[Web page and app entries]
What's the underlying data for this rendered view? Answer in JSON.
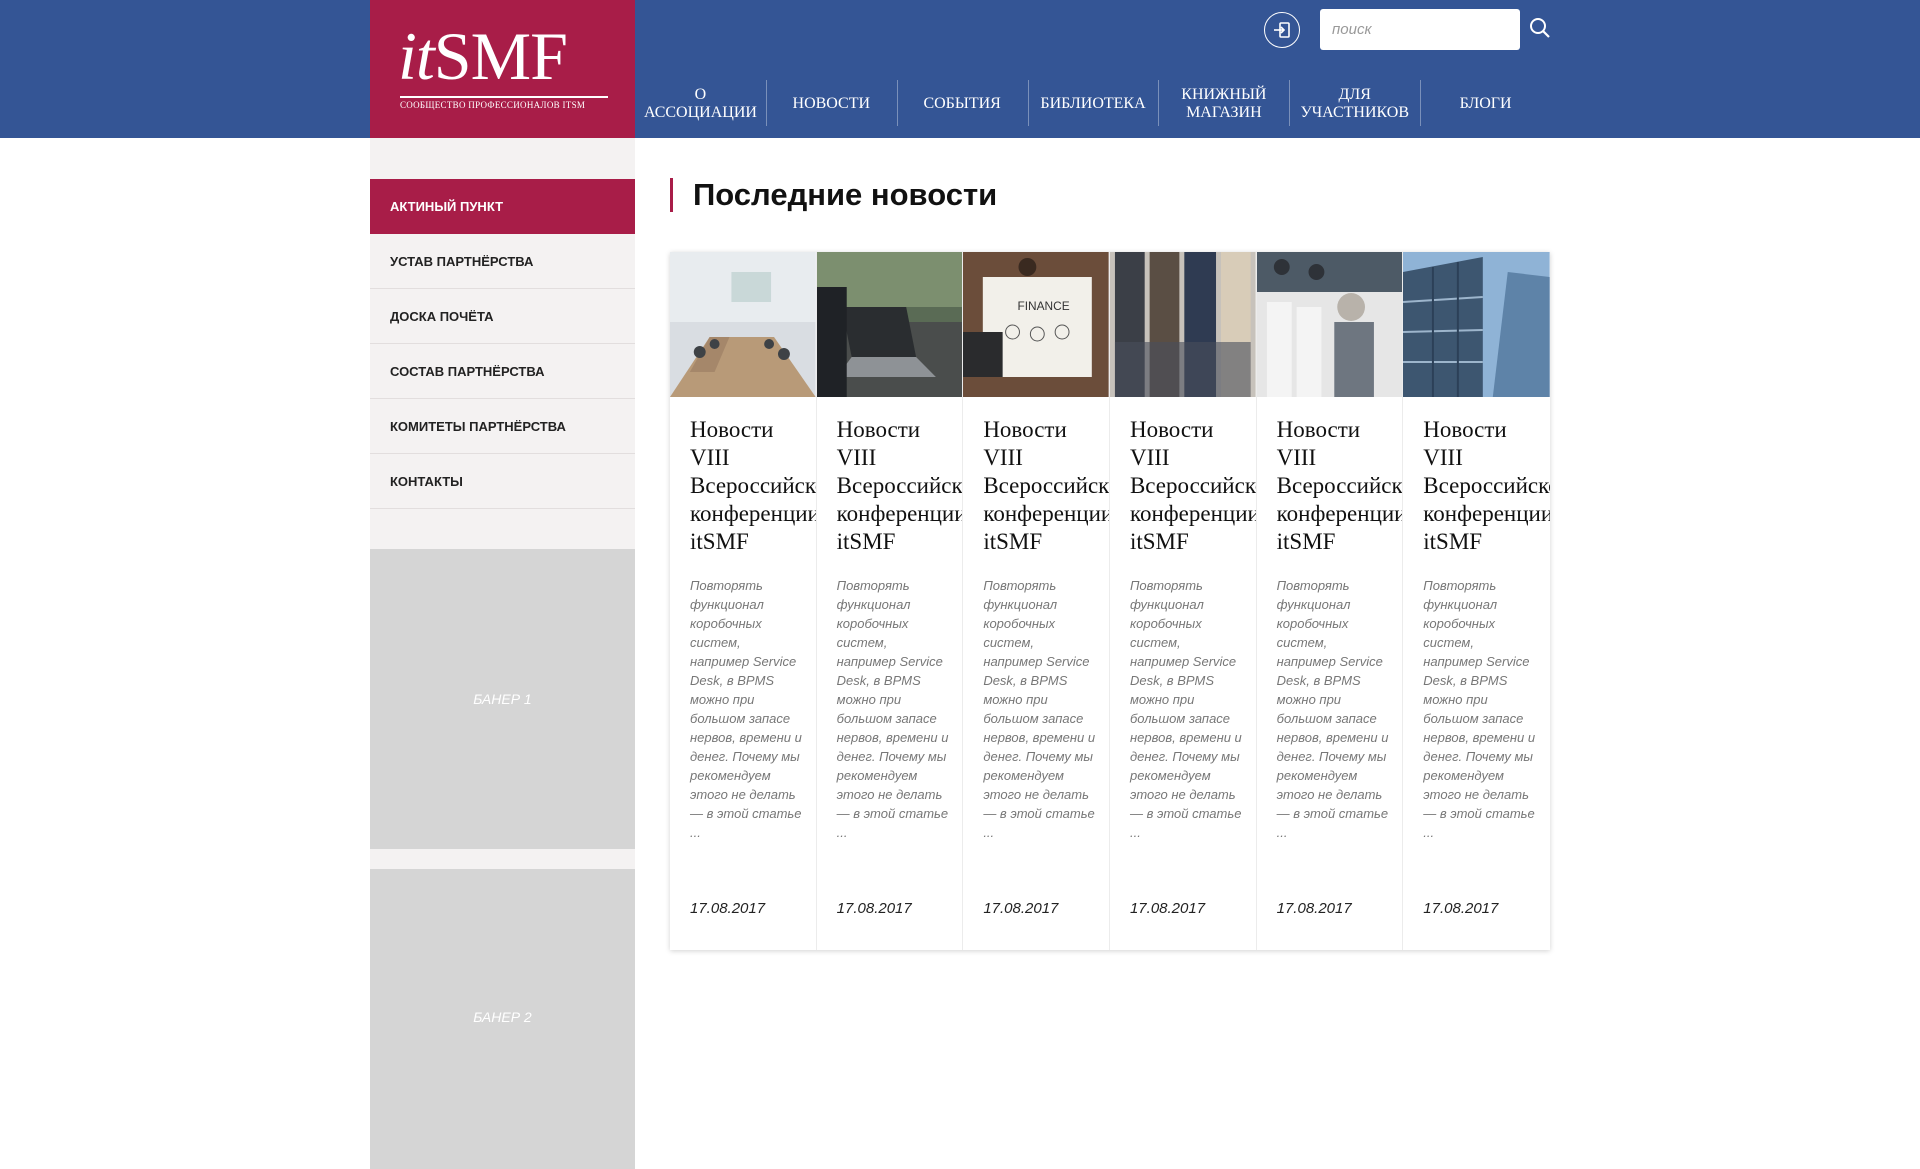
{
  "header": {
    "logo_text_it": "it",
    "logo_text_smf": "SMF",
    "logo_subtitle": "СООБЩЕСТВО ПРОФЕССИОНАЛОВ ITSM",
    "search_placeholder": "поиск",
    "nav": [
      {
        "line1": "О",
        "line2": "АССОЦИАЦИИ"
      },
      {
        "line1": "НОВОСТИ",
        "line2": ""
      },
      {
        "line1": "СОБЫТИЯ",
        "line2": ""
      },
      {
        "line1": "БИБЛИОТЕКА",
        "line2": ""
      },
      {
        "line1": "КНИЖНЫЙ",
        "line2": "МАГАЗИН"
      },
      {
        "line1": "ДЛЯ",
        "line2": "УЧАСТНИКОВ"
      },
      {
        "line1": "БЛОГИ",
        "line2": ""
      }
    ]
  },
  "sidebar": {
    "items": [
      {
        "label": "АКТИНЫЙ ПУНКТ"
      },
      {
        "label": "УСТАВ ПАРТНЁРСТВА"
      },
      {
        "label": "ДОСКА ПОЧЁТА"
      },
      {
        "label": "СОСТАВ ПАРТНЁРСТВА"
      },
      {
        "label": "КОМИТЕТЫ ПАРТНЁРСТВА"
      },
      {
        "label": "КОНТАКТЫ"
      }
    ],
    "banner1": "БАНЕР 1",
    "banner2": "БАНЕР 2"
  },
  "main": {
    "title": "Последние новости",
    "cards": [
      {
        "image": "meeting-room",
        "title_l1": "Новости",
        "title_l2": "VIII",
        "title_l3": "Всероссийской",
        "title_l4": "конференции",
        "title_l5": "itSMF",
        "text": "Повторять функционал коробочных систем, например Service Desk, в BPMS можно при большом запасе нервов, времени и денег. Почему мы рекомендуем этого не делать — в этой статье ...",
        "date": "17.08.2017"
      },
      {
        "image": "laptop",
        "title_l1": "Новости",
        "title_l2": "VIII",
        "title_l3": "Всероссийской",
        "title_l4": "конференции",
        "title_l5": "itSMF",
        "text": "Повторять функционал коробочных систем, например Service Desk, в BPMS можно при большом запасе нервов, времени и денег. Почему мы рекомендуем этого не делать — в этой статье ...",
        "date": "17.08.2017"
      },
      {
        "image": "finance",
        "title_l1": "Новости",
        "title_l2": "VIII",
        "title_l3": "Всероссийской",
        "title_l4": "конференции",
        "title_l5": "itSMF",
        "text": "Повторять функционал коробочных систем, например Service Desk, в BPMS можно при большом запасе нервов, времени и денег. Почему мы рекомендуем этого не делать — в этой статье ...",
        "date": "17.08.2017"
      },
      {
        "image": "people",
        "title_l1": "Новости",
        "title_l2": "VIII",
        "title_l3": "Всероссийской",
        "title_l4": "конференции",
        "title_l5": "itSMF",
        "text": "Повторять функционал коробочных систем, например Service Desk, в BPMS можно при большом запасе нервов, времени и денег. Почему мы рекомендуем этого не делать — в этой статье ...",
        "date": "17.08.2017"
      },
      {
        "image": "audience",
        "title_l1": "Новости",
        "title_l2": "VIII",
        "title_l3": "Всероссийской",
        "title_l4": "конференции",
        "title_l5": "itSMF",
        "text": "Повторять функционал коробочных систем, например Service Desk, в BPMS можно при большом запасе нервов, времени и денег. Почему мы рекомендуем этого не делать — в этой статье ...",
        "date": "17.08.2017"
      },
      {
        "image": "building",
        "title_l1": "Новости",
        "title_l2": "VIII",
        "title_l3": "Всероссийской",
        "title_l4": "конференции",
        "title_l5": "itSMF",
        "text": "Повторять функционал коробочных систем, например Service Desk, в BPMS можно при большом запасе нервов, времени и денег. Почему мы рекомендуем этого не делать — в этой статье ...",
        "date": "17.08.2017"
      }
    ]
  },
  "colors": {
    "header_blue": "#345595",
    "brand_crimson": "#a81d48",
    "sidebar_bg": "#f4f2f2",
    "banner_gray": "#d5d5d5"
  }
}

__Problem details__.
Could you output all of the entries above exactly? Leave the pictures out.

__Output for this exercise__.
What's the underlying data for this rendered view? Answer in JSON.
{
  "header": {
    "logo_text_it": "it",
    "logo_text_smf": "SMF",
    "logo_subtitle": "СООБЩЕСТВО ПРОФЕССИОНАЛОВ ITSM",
    "search_placeholder": "поиск",
    "nav": [
      {
        "line1": "О",
        "line2": "АССОЦИАЦИИ"
      },
      {
        "line1": "НОВОСТИ",
        "line2": ""
      },
      {
        "line1": "СОБЫТИЯ",
        "line2": ""
      },
      {
        "line1": "БИБЛИОТЕКА",
        "line2": ""
      },
      {
        "line1": "КНИЖНЫЙ",
        "line2": "МАГАЗИН"
      },
      {
        "line1": "ДЛЯ",
        "line2": "УЧАСТНИКОВ"
      },
      {
        "line1": "БЛОГИ",
        "line2": ""
      }
    ]
  },
  "sidebar": {
    "items": [
      {
        "label": "АКТИНЫЙ ПУНКТ"
      },
      {
        "label": "УСТАВ ПАРТНЁРСТВА"
      },
      {
        "label": "ДОСКА ПОЧЁТА"
      },
      {
        "label": "СОСТАВ ПАРТНЁРСТВА"
      },
      {
        "label": "КОМИТЕТЫ ПАРТНЁРСТВА"
      },
      {
        "label": "КОНТАКТЫ"
      }
    ],
    "banner1": "БАНЕР 1",
    "banner2": "БАНЕР 2"
  },
  "main": {
    "title": "Последние новости",
    "cards": [
      {
        "image": "meeting-room",
        "title_l1": "Новости",
        "title_l2": "VIII",
        "title_l3": "Всероссийской",
        "title_l4": "конференции",
        "title_l5": "itSMF",
        "text": "Повторять функционал коробочных систем, например Service Desk, в BPMS можно при большом запасе нервов, времени и денег. Почему мы рекомендуем этого не делать — в этой статье ...",
        "date": "17.08.2017"
      },
      {
        "image": "laptop",
        "title_l1": "Новости",
        "title_l2": "VIII",
        "title_l3": "Всероссийской",
        "title_l4": "конференции",
        "title_l5": "itSMF",
        "text": "Повторять функционал коробочных систем, например Service Desk, в BPMS можно при большом запасе нервов, времени и денег. Почему мы рекомендуем этого не делать — в этой статье ...",
        "date": "17.08.2017"
      },
      {
        "image": "finance",
        "title_l1": "Новости",
        "title_l2": "VIII",
        "title_l3": "Всероссийской",
        "title_l4": "конференции",
        "title_l5": "itSMF",
        "text": "Повторять функционал коробочных систем, например Service Desk, в BPMS можно при большом запасе нервов, времени и денег. Почему мы рекомендуем этого не делать — в этой статье ...",
        "date": "17.08.2017"
      },
      {
        "image": "people",
        "title_l1": "Новости",
        "title_l2": "VIII",
        "title_l3": "Всероссийской",
        "title_l4": "конференции",
        "title_l5": "itSMF",
        "text": "Повторять функционал коробочных систем, например Service Desk, в BPMS можно при большом запасе нервов, времени и денег. Почему мы рекомендуем этого не делать — в этой статье ...",
        "date": "17.08.2017"
      },
      {
        "image": "audience",
        "title_l1": "Новости",
        "title_l2": "VIII",
        "title_l3": "Всероссийской",
        "title_l4": "конференции",
        "title_l5": "itSMF",
        "text": "Повторять функционал коробочных систем, например Service Desk, в BPMS можно при большом запасе нервов, времени и денег. Почему мы рекомендуем этого не делать — в этой статье ...",
        "date": "17.08.2017"
      },
      {
        "image": "building",
        "title_l1": "Новости",
        "title_l2": "VIII",
        "title_l3": "Всероссийской",
        "title_l4": "конференции",
        "title_l5": "itSMF",
        "text": "Повторять функционал коробочных систем, например Service Desk, в BPMS можно при большом запасе нервов, времени и денег. Почему мы рекомендуем этого не делать — в этой статье ...",
        "date": "17.08.2017"
      }
    ]
  },
  "colors": {
    "header_blue": "#345595",
    "brand_crimson": "#a81d48",
    "sidebar_bg": "#f4f2f2",
    "banner_gray": "#d5d5d5"
  }
}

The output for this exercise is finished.